Mysterious Siberian hole likely due to methane buildup and release

This frame grab made Wednesday, July 16, 2014, shows a crater, discovered recently in the Yamal Peninsula, in Yamalo-Nenets Autonomous Okrug, Russia. Russian scientists said Thursday July 17, 2014 that they believe the 60-meter wide crater, discovered recently in far northern Siberia, could be the result of changing temperatures in the region. Andrei Plekhanov, a senior researcher at the Scientific Research Center of the Arctic, traveled on Wednesday to the crater. Plekhanov said 80 percent of the crater appeared to be made up of ice and that there were no traces of an explosion, eliminating the possibility that a meteorite had struck the region. (AP Photo/Associated Press Television)

A team of Russian researchers who visited the site of one of the mysterious holes that have appeared in the ground in parts of Siberia is theorizing that the likely cause is methane buildup and release, the journal Nature is reporting.

Last month reindeer herders in the Yamal Peninsula in Siberia came across a mysterious hole in the ground—after reporting what they’d discovered, a helicopter was dispatched and personnel aboard took snapshots of what was found. The photos have since gone viral on the Internet generating speculation about what caused the hole to come about—some suggested it was nothing more than a meteor crater or sinkhole, others seemed convinced it was part of an alien invasion, while others yet postulated that it was probably the remains of a collapsed pingo (a mound of earth covered ice). Now, after visiting the site of the first hole discovered, a team of researchers has concluded that the hole, and others like it that have been spotted, are most likely due to a sudden release of methane as permafrost melts. They note Siberia has experienced extremely warm summers the past two years.

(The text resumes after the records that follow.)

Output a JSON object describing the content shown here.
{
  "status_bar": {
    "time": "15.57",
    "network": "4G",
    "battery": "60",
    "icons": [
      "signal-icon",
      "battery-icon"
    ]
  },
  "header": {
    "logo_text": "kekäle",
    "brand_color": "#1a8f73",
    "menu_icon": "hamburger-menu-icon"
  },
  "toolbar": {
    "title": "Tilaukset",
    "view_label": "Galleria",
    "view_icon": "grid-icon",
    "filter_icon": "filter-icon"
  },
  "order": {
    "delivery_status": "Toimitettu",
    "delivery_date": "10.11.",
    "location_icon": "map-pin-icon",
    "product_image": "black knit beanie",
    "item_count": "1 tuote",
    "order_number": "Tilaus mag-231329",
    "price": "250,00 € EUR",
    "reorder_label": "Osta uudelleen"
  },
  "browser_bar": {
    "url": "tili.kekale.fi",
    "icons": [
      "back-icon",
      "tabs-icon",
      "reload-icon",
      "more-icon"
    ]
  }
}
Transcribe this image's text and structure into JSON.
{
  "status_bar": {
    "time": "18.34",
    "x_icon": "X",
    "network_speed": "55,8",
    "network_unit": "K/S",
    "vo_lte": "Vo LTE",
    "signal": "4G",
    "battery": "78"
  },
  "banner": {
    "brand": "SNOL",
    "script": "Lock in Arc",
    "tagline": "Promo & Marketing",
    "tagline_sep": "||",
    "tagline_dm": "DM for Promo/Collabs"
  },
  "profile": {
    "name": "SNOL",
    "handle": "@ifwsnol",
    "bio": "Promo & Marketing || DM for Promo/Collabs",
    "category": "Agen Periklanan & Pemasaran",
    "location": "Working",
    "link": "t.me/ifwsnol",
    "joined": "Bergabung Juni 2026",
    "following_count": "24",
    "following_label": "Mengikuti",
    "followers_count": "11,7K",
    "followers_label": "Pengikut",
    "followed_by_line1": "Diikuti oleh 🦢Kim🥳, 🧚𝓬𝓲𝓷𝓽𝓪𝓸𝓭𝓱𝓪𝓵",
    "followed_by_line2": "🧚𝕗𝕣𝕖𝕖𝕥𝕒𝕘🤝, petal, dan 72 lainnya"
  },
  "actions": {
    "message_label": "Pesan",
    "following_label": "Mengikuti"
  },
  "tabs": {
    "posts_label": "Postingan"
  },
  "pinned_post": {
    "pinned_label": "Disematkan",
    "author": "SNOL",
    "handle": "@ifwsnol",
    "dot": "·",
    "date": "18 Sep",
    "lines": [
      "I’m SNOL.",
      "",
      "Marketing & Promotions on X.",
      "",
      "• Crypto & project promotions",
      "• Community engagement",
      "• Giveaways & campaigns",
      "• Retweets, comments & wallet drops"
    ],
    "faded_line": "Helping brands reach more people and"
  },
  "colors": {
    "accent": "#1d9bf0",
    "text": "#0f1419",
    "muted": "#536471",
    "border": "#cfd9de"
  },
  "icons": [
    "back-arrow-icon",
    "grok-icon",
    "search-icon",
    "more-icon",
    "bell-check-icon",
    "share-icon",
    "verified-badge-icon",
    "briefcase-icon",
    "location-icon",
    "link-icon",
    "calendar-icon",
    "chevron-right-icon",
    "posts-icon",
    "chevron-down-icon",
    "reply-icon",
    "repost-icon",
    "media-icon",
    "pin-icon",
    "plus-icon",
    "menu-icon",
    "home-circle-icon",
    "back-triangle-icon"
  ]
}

After sending a sensor down into the hole the researchers found an unusually high concentration of methane—9.6 percent, as compared to the normal 0.000179 percent. That finding and the fact that mounds of dirt near the mouth of hole indicate a blast of some sort occurred, has the researchers convinced that the warm summers caused permafrost melting which released underground methane. Gas pressure, they believe, built up to a tipping point, then was suddenly released, pushing out the material that had been sitting on top of it. Oddly, the depth of the hole is still not known. The researchers lowered a camera, but the line used was not long enough to allow for reaching the water (likely from melting permafrost) at the bottom. They estimate the depth to the water is approximately 70 meters. They would not even venture a guess as to the depth of the hole below the water.

The researchers plan a return visit to the hole to conduct more research but aren’t confident of what they will find—they note that the walls are already collapsing and water movement can be heard, suggesting that whatever evidence exists now, might be gone by the time they return.

More information:
Mysterious Siberian crater attributed to methane, Nature, DOI: 10.1038/nature.2014.15649

Note : The above story is based on materials provided by © 2014 Phys.org

SHARE